As Diana Vishneva owned her monochromatic stage, start-to-finish, the audience enjoyed body gestures and gender positing often reminiscent of early Keith Haring graffiti art. Still, while the production was clearly rooted in Modernism, the 1980s homages were also clear and pronounced. This connection back to the Cold War West was, no doubt, welcomed by the audience clad in fashions harkening back to the same period, most notably the red Gucci fanny pack we saw donned proudly on a patron. Our culture is mad about the current 1980s Renaissance, demonstrating yet another reason why Sleeping Beauty Dreams hit so many salient spots in the current cultural consciousness. One hundred years in to the Modernist experiment, Vishneva and her company of nine helped to define marking and spacing on the screen by being rooted in the discipline and the talent of the terre. Further, the nine skirted accompaniments—the males clad in white mesh skirts and, temporarily, metallic red topics—were in league with Vishneva, making gender as fluid in time and space. Beginning, middle, and end, it was as if the technology on the screen became more and more etherical as the movements of the dancers became more concrete.

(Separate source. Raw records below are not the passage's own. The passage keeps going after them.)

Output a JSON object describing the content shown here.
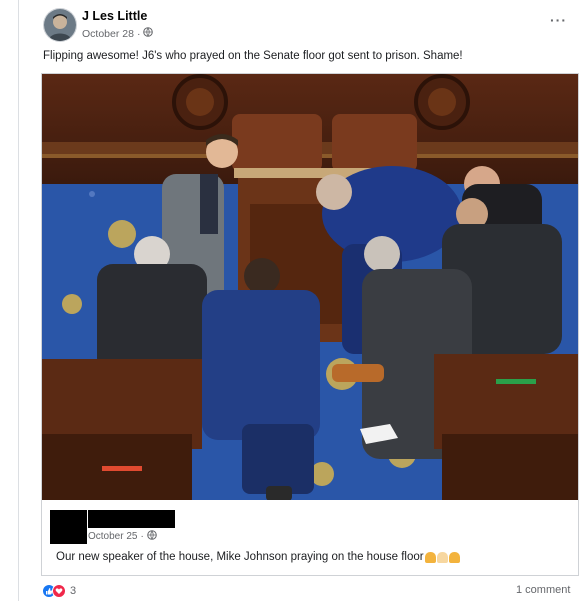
{
  "post": {
    "author": "J Les Little",
    "date": "October 28",
    "separator": "·",
    "text": "Flipping awesome! J6's who prayed on the Senate floor got sent to prison. Shame!",
    "more_icon": "more-options-icon",
    "audience_icon": "globe-icon"
  },
  "shared_post": {
    "date": "October 25",
    "separator": "·",
    "text": "Our new speaker of the house, Mike Johnson praying on the house floor",
    "emoji": [
      "pray",
      "pray",
      "pray"
    ]
  },
  "footer": {
    "reaction_icons": [
      "like-icon",
      "love-icon",
      "care-icon"
    ],
    "reaction_count": "3",
    "comment_count_label": "1 comment"
  },
  "colors": {
    "accent": "#1877f2",
    "muted": "#65676b",
    "love": "#f0284a",
    "carpet": "#2a56a8",
    "wood": "#5a2814"
  }
}
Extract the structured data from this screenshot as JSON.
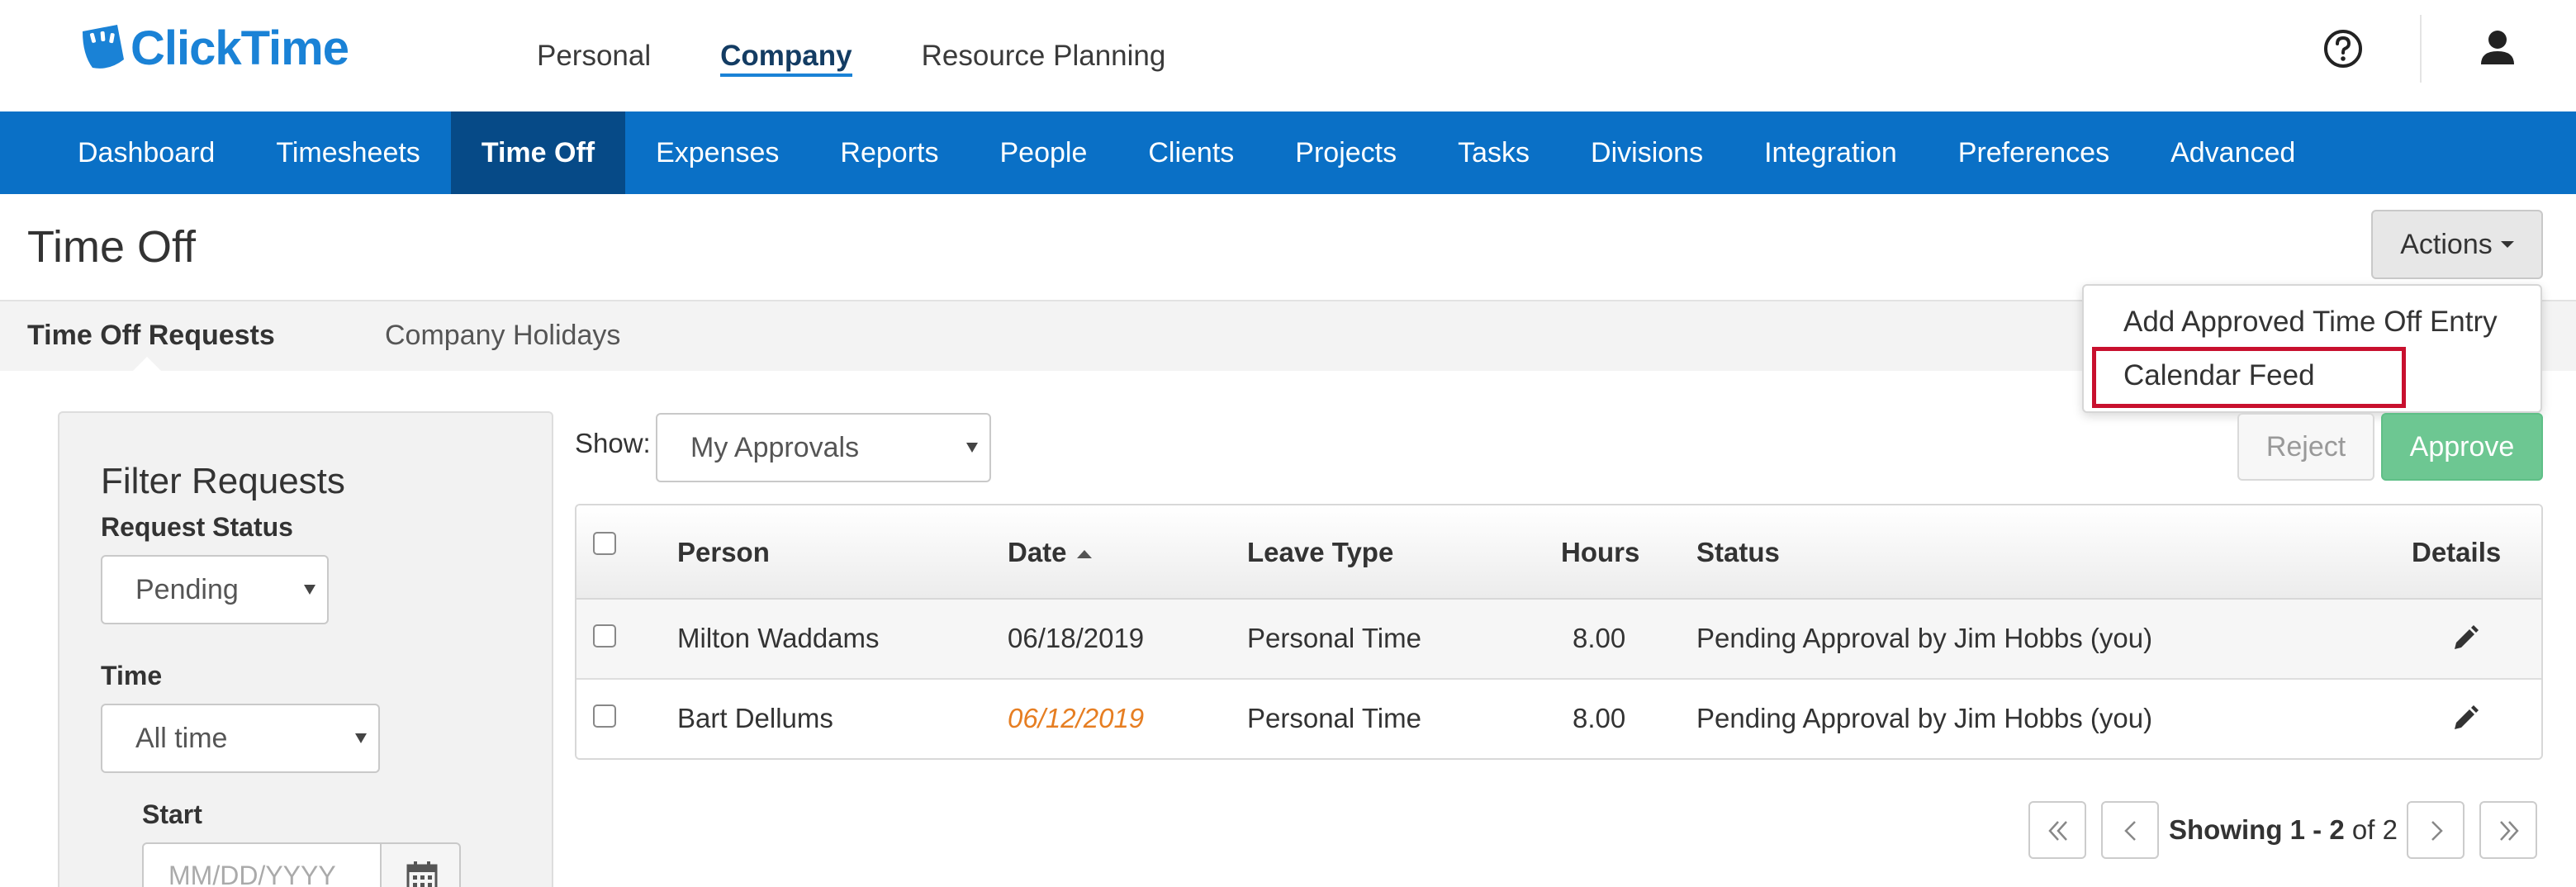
{
  "app": {
    "logo_text": "ClickTime"
  },
  "topnav": {
    "items": [
      {
        "label": "Personal",
        "active": false
      },
      {
        "label": "Company",
        "active": true
      },
      {
        "label": "Resource Planning",
        "active": false
      }
    ]
  },
  "mainnav": {
    "items": [
      {
        "label": "Dashboard"
      },
      {
        "label": "Timesheets"
      },
      {
        "label": "Time Off"
      },
      {
        "label": "Expenses"
      },
      {
        "label": "Reports"
      },
      {
        "label": "People"
      },
      {
        "label": "Clients"
      },
      {
        "label": "Projects"
      },
      {
        "label": "Tasks"
      },
      {
        "label": "Divisions"
      },
      {
        "label": "Integration"
      },
      {
        "label": "Preferences"
      },
      {
        "label": "Advanced"
      }
    ],
    "active_label": "Time Off"
  },
  "page": {
    "title": "Time Off",
    "actions_label": "Actions"
  },
  "subtabs": {
    "requests": "Time Off Requests",
    "holidays": "Company Holidays"
  },
  "actions_menu": {
    "items": [
      "Add Approved Time Off Entry",
      "Calendar Feed"
    ],
    "highlighted": "Calendar Feed",
    "highlight_color": "#c8102e"
  },
  "filter": {
    "title": "Filter Requests",
    "status_label": "Request Status",
    "status_value": "Pending",
    "time_label": "Time",
    "time_value": "All time",
    "start_label": "Start",
    "start_placeholder": "MM/DD/YYYY"
  },
  "toolbar": {
    "show_label": "Show:",
    "show_value": "My Approvals",
    "reject_label": "Reject",
    "approve_label": "Approve"
  },
  "table": {
    "columns": [
      "Person",
      "Date",
      "Leave Type",
      "Hours",
      "Status",
      "Details"
    ],
    "rows": [
      {
        "person": "Milton Waddams",
        "date": "06/18/2019",
        "leave_type": "Personal Time",
        "hours": "8.00",
        "status": "Pending Approval by Jim Hobbs (you)"
      },
      {
        "person": "Bart Dellums",
        "date": "06/12/2019",
        "leave_type": "Personal Time",
        "hours": "8.00",
        "status": "Pending Approval by Jim Hobbs (you)"
      }
    ]
  },
  "pagination": {
    "showing_prefix": "Showing",
    "range": "1 - 2",
    "of_text": "of 2"
  },
  "colors": {
    "brand_blue": "#0a70c6",
    "active_nav": "#064a87",
    "approve_green": "#6dc792",
    "warning_date": "#e67e22"
  },
  "icons": [
    "logo-icon",
    "help-icon",
    "user-icon",
    "calendar-icon",
    "pencil-icon",
    "first-page-icon",
    "prev-page-icon",
    "next-page-icon",
    "last-page-icon"
  ]
}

To be clear, Vishneva was the center—the one who could not be held. Her movements were so precise—so close to the form—like a metronome or a drummer, and this perfection allowed for the mid-passages of symmetrical arm movements, reminiscent of Siddhartha and Eastern dance values. In Hindu art, the moving arms represent battling cosmic forces, and the Lead gave her Miami audience precision with her arms—her weapons.
With all the elements at her disposal – earth, wind, fire, water – Vishneva was, as kitchy as it may seem to say it – the steam off the electronic dance music borne of the Bauhaus messenger – Thijs de Vlieger of Noisia. The playfulness of de Vlieger’s day job with Noisia was obvious in his musical composition for this ballet that played more like a soundtrack than a score. De Vlieger’s vision was jarring and unsettling and a pastiche of postindustrial sounds that further showcased the discipline of Vishneva’s long-limber legs and arms.
Those limbs connected so effortlessly on her own frame and were shared so generously in moments with her masculine foil, the Prince, Marcelo Gomez. Ever the striking Brazilian, also of American Ballet Theatre fame, Gomez toyed with his own gender identity and was made physically and emotionally unattainable in his unique shirt dressing, a white ‘totally 80s’ silhouette from costumer Bart Hess. Hess’ designs put the final coat of veneer on the thin layer of a subconscious bubble that the audience was invited to navigate during the inaugural performance of Sleeping Beauty Dreams. A second show followed Saturday in preparation for the 2-night New York run from December 14-15 at the former movie palace, The Beacon Theater.